Is It Okay to Use Some Medicines After Their Expiration Dates?
It is a bad idea to use any medicine after its expiration date. It is no longer guaranteed to be safe or effective, according to the Food & Drug Administration (FDA).
For that matter, the FDA warns that medicines should be stored properly to remain good until their expiration dates. If they don’t need to be refrigerated, store them in a cool dry place (not the bathroom cabinet).
How Long Can You Eat Food Past Its Expiration Date?
Here’s some advice from the U.S. Department of Agriculture:
- Canned goods will last for years if they’re not opened and the can isn’t damaged, no matter what the “best by” date is.
- Packaged foods like cereal and pasta are safe well past any “best by” date, but may eventually acquire a stale or “off” taste.
- Meat will keep for months in the freezer, but may eventually lose some of its flavor.

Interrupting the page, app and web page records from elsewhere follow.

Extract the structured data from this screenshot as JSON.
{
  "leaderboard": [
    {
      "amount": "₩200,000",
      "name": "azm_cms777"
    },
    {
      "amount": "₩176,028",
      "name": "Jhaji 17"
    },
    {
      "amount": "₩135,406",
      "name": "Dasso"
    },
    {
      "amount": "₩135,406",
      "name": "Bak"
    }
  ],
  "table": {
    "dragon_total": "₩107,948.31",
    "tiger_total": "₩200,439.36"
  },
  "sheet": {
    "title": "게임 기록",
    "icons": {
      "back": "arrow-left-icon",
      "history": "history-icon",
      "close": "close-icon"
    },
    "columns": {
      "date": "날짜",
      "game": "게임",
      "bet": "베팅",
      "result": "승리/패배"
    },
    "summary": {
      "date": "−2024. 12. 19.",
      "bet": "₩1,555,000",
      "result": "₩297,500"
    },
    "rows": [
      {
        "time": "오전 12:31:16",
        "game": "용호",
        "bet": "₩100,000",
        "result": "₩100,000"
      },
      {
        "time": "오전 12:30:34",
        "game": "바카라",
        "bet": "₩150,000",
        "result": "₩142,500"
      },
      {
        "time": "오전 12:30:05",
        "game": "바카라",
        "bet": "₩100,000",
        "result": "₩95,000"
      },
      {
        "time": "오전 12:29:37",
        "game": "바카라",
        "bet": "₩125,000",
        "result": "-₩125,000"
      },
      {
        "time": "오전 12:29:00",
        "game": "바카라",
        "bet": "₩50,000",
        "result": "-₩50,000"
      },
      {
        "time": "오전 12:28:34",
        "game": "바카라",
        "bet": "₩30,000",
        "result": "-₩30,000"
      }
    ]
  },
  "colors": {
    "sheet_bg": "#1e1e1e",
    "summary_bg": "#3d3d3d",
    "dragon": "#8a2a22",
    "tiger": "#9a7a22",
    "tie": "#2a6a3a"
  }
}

It will not be unsafe. Bacteria doesn’t grow in freezers.
The USDA also has a chart indicating the shelf life of many food products.
Can You Eat Expired Food if It Hasn’t Been Opened?
The “use by,” “sell by,” and “best by” stamps all suggest an end date for the product in its unopened state. Most products are good for some time after the dates marked on the package if the package remains unopened. Whether it’s opened or sealed, look at it, sniff it, or taste it before you throw it out.
In general, nonperishable foods like canned goods, pasta, and rice have a long shelf life and are good well past any expiration dates marked on them. Meat, dairy, and eggs are perishable, but a sniff test is more reliable than a “sell by” date.
The Bottom Line
Expiration dates are placed on food and prescription items to ensure the benefit and safety of the consumer. Food expiration dates tend to focus on quality rather than safety whereas expiration dates on prescriptions tend to focus on effectiveness and safety. It’s always good to check the expiration date for both food and drugs and when in doubt, discard if an item doesn’t appear safe after its expiration date.